Evidence of a large avalanche has also been found. “A lot of people died in that avalanche and houses collapsed,” continued Rannveig. “One of the houses we’ll examine next summer [collapsed], but the stone walls remain. The woodwork [collapsed], but people in that house survived. So to some extent, we’re also examining traces of the avalanche of 1885 and the effect it had on the settlement.”

Rannveig sees a lesson for the modern era in the archaeological dig. “It’s great that three large avalanche guards are being erected above Seyðisfjörður precisely because we’re can see in black and white how important it is that we protect the places we live.”


Viking Age Excavation Could Rewrite the Story of Iceland’s Settlement

Stöð Stövarfjörður Viking Age longhouse excavation

A Viking Age excavation in East Iceland is revealing a more nuanced history of the settlement of Iceland, involving seasonal settlements, wealthy longhouses, and walrus hunting long before the island was settled permanently. The site, known as Stöð and located in Stöðvarfjörður fjord, shows human presence in Iceland decades before AD 874, the accepted date for when Iceland was permanently settled.

One of the Largest Longhouses Found in Iceland

Bjarni F. Einarsson, leader of the excavation at Stöð, took the first digs at the location in the autumn of 2015. The excavation is ongoing but has already produced findings that illuminate the early history of Iceland. “We are currently excavating what is certainly a Viking-Age farmstead, dating back to 860-870 AD according to my estimate.” The longhouse is among the largest found in Iceland, 31.4m (103ft) long. “It is also the richest longhouse ever excavated in Iceland. We have found 92 beads and 29 silver objects, including Roman and Middle-Eastern coins.” The bead horde at Stöð is twice as large as the next two largest found in Iceland combined. In fact, it is one of the very largest ever found at a Viking-Age site in all of Scandinavia.

Older Longhouse Predates Settlement By Decades

Even more interestingly, the farm is built on the ruins of an even older longhouse. “It was built inside the fallen walls of the older structure that appears to have been huge, at least 40m (131ft) long.” To put this in context, the largest longhouses found in Scandinavia measure 50m (164ft). “It also appears to be at least as old as the oldest structures we have previously excavated in Iceland. Based on radiocarbon dating and other evidence, I estimate this structure dates to around 800 AD.”

Read More: Buried – Digging Deeper Into the Myth of Iceland’s Settlement

Bjarni’s theory is that the older longhouse was a seasonal hunting camp. He believes such camps were operated in other parts of Iceland as well. “We have found several sites in Iceland where we can confirm human presence before the year 874. The site on Aðalstræti in downtown Reykjavík is one. Another is Vogur in Hafnir [Southwest Iceland].”

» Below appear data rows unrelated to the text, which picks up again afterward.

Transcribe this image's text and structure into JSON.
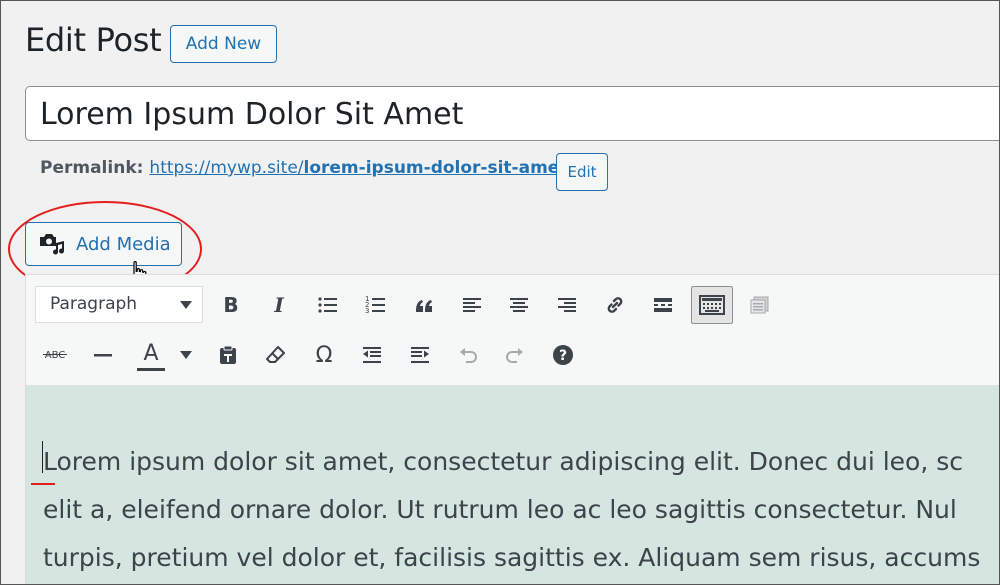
{
  "header": {
    "page_title": "Edit Post",
    "add_new_label": "Add New"
  },
  "title_field": {
    "value": "Lorem Ipsum Dolor Sit Amet"
  },
  "permalink": {
    "label": "Permalink:",
    "url_base": "https://mywp.site/",
    "url_slug": "lorem-ipsum-dolor-sit-amet",
    "url_trailing": "/",
    "edit_label": "Edit"
  },
  "media": {
    "add_media_label": "Add Media",
    "icon": "media-icon"
  },
  "toolbar": {
    "format_select_value": "Paragraph",
    "row1_icons": [
      "bold-icon",
      "italic-icon",
      "bullet-list-icon",
      "numbered-list-icon",
      "blockquote-icon",
      "align-left-icon",
      "align-center-icon",
      "align-right-icon",
      "link-icon",
      "read-more-icon",
      "toolbar-toggle-icon",
      "insert-image-icon"
    ],
    "row2_icons": [
      "strikethrough-icon",
      "horizontal-line-icon",
      "text-color-icon",
      "text-color-dropdown-icon",
      "paste-text-icon",
      "clear-formatting-icon",
      "special-character-icon",
      "outdent-icon",
      "indent-icon",
      "undo-icon",
      "redo-icon",
      "help-icon"
    ],
    "bold_label": "B",
    "italic_label": "I",
    "strike_label": "ABC",
    "text_color_label": "A",
    "omega_label": "Ω"
  },
  "content": {
    "lines": [
      "Lorem ipsum dolor sit amet, consectetur adipiscing elit. Donec dui leo, sc",
      "elit a, eleifend ornare dolor. Ut rutrum leo ac leo sagittis consectetur. Nul",
      "turpis, pretium vel dolor et, facilisis sagittis ex. Aliquam sem risus, accums"
    ]
  },
  "colors": {
    "accent": "#2271b1",
    "highlight": "#e41d1d",
    "content_bg": "#d5e5e0"
  }
}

Early Colonisers Likely Hunted Walrus

Seasonal camps would have played a vital role in the settlement of Iceland, extracting valuable resources and thus financing further exploration and settlement. Recent paleoecological research suggests the valuable resource that drew them there was walrus ivory. Walrus ivory was in high demand in Europe in the ninth century, as were the animals’ blubber and hides. It was also valuable: a single walrus tusk was worth the annual wages of one farm worker.

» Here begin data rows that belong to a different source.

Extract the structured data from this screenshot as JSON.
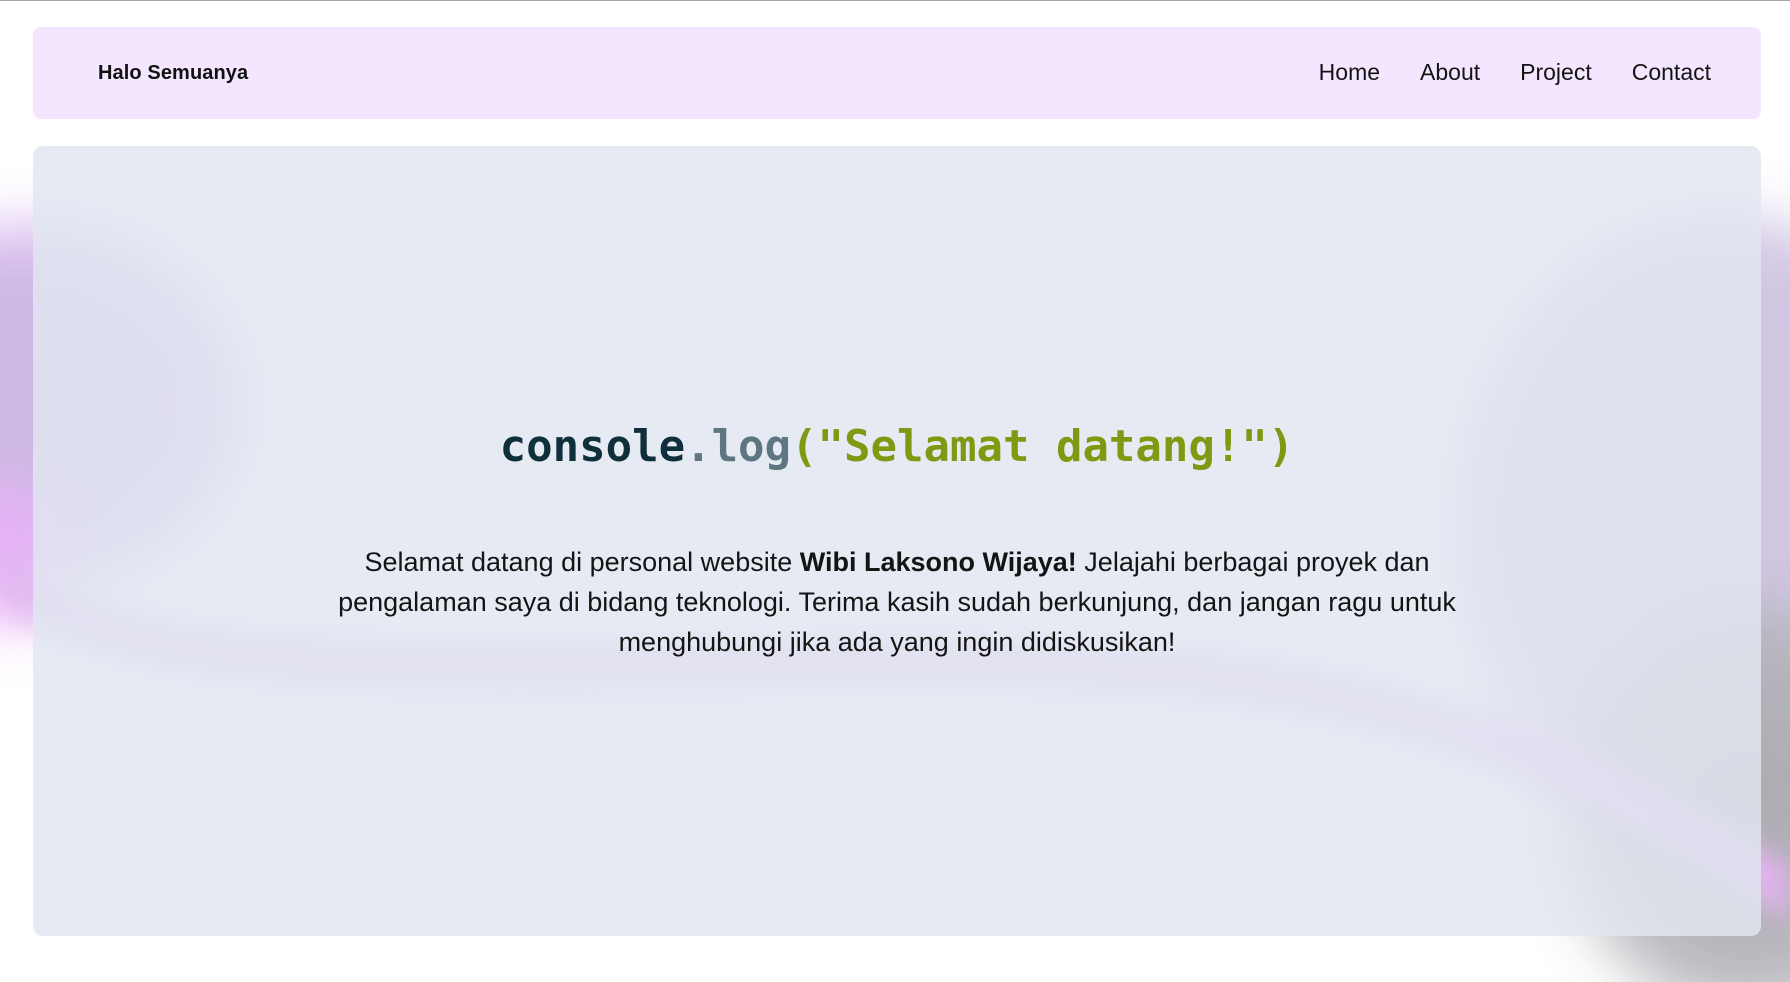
{
  "navbar": {
    "brand": "Halo Semuanya",
    "links": [
      "Home",
      "About",
      "Project",
      "Contact"
    ]
  },
  "hero": {
    "code": {
      "object": "console",
      "dot": ".",
      "method": "log",
      "args": "(\"Selamat datang!\")"
    },
    "intro_before": "Selamat datang di personal website ",
    "intro_name": "Wibi Laksono Wijaya!",
    "intro_after": " Jelajahi berbagai proyek dan pengalaman saya di bidang teknologi. Terima kasih sudah berkunjung, dan jangan ragu untuk menghubungi jika ada yang ingin didiskusikan!"
  },
  "colors": {
    "navbar_bg": "#f3e6fe",
    "hero_bg": "#e1e6f0",
    "code_object": "#0f2f3a",
    "code_method": "#5e7682",
    "code_string": "#7f9a12"
  }
}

In 2019, DNA analyses and radiocarbon dating of walrus tusks found in Iceland revealed that they belonged to a previously unknown subspecies of the Atlantic walrus. The Icelandic walrus appears to have lived along Iceland’s shores for thousands of years, from at least 7000 BC, only to disappear shortly after the arrival of settlers.

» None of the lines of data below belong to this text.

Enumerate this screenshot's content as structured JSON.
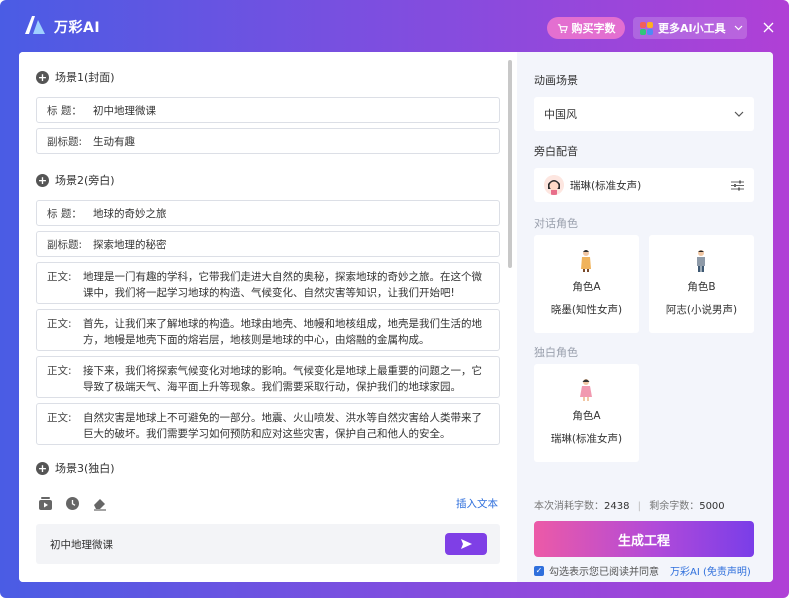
{
  "app": {
    "title": "万彩AI"
  },
  "header": {
    "buy_label": "购买字数",
    "tools_label": "更多AI小工具",
    "colors": {
      "tile1": "#f25f5c",
      "tile2": "#ffb020",
      "tile3": "#2fc67a",
      "tile4": "#4d8bf5"
    }
  },
  "scenes": {
    "s1": {
      "title": "场景1(封面)",
      "fields": [
        {
          "label": "标  题：",
          "value": "初中地理微课"
        },
        {
          "label": "副标题:",
          "value": "生动有趣"
        }
      ]
    },
    "s2": {
      "title": "场景2(旁白)",
      "fields": [
        {
          "label": "标  题：",
          "value": "地球的奇妙之旅"
        },
        {
          "label": "副标题:",
          "value": "探索地理的秘密"
        }
      ],
      "paragraphs": [
        {
          "label": "正文:",
          "text": "地理是一门有趣的学科，它带我们走进大自然的奥秘，探索地球的奇妙之旅。在这个微课中，我们将一起学习地球的构造、气候变化、自然灾害等知识，让我们开始吧!"
        },
        {
          "label": "正文:",
          "text": "首先，让我们来了解地球的构造。地球由地壳、地幔和地核组成，地壳是我们生活的地方，地幔是地壳下面的熔岩层，地核则是地球的中心，由熔融的金属构成。"
        },
        {
          "label": "正文:",
          "text": "接下来，我们将探索气候变化对地球的影响。气候变化是地球上最重要的问题之一，它导致了极端天气、海平面上升等现象。我们需要采取行动，保护我们的地球家园。"
        },
        {
          "label": "正文:",
          "text": "自然灾害是地球上不可避免的一部分。地震、火山喷发、洪水等自然灾害给人类带来了巨大的破坏。我们需要学习如何预防和应对这些灾害，保护自己和他人的安全。"
        }
      ]
    },
    "s3": {
      "title": "场景3(独白)"
    }
  },
  "editor": {
    "insert_text": "插入文本",
    "input_value": "初中地理微课"
  },
  "right": {
    "scene_label": "动画场景",
    "scene_value": "中国风",
    "narration_label": "旁白配音",
    "narration_voice": "瑞琳(标准女声)",
    "dialogue_label": "对话角色",
    "dialogue_roles": [
      {
        "name": "角色A",
        "voice": "晓墨(知性女声)"
      },
      {
        "name": "角色B",
        "voice": "阿志(小说男声)"
      }
    ],
    "monologue_label": "独白角色",
    "monologue_role": {
      "name": "角色A",
      "voice": "瑞琳(标准女声)"
    },
    "stats": {
      "used_label": "本次消耗字数：",
      "used_value": "2438",
      "sep": "|",
      "remain_label": "剩余字数：",
      "remain_value": "5000"
    },
    "generate_label": "生成工程",
    "agree_text": "勾选表示您已阅读并同意",
    "agree_link": "万彩AI (免责声明)"
  }
}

Seasonal Settlements Propelled Westward Expansion

Seasonal hunting camps like the one in Stöðvarfjörður were a major feature of the westward expansion of the Viking world across the Atlantic, according to Bjarni. “The Viking settlement in Newfoundland, at L’Anse aux Meadows, was a camp of this type, very similar to the one at Stöð, operated by Icelandic or Greenlandic chiefs. The latest research shows it was in operation for 150 years before being abandoned.”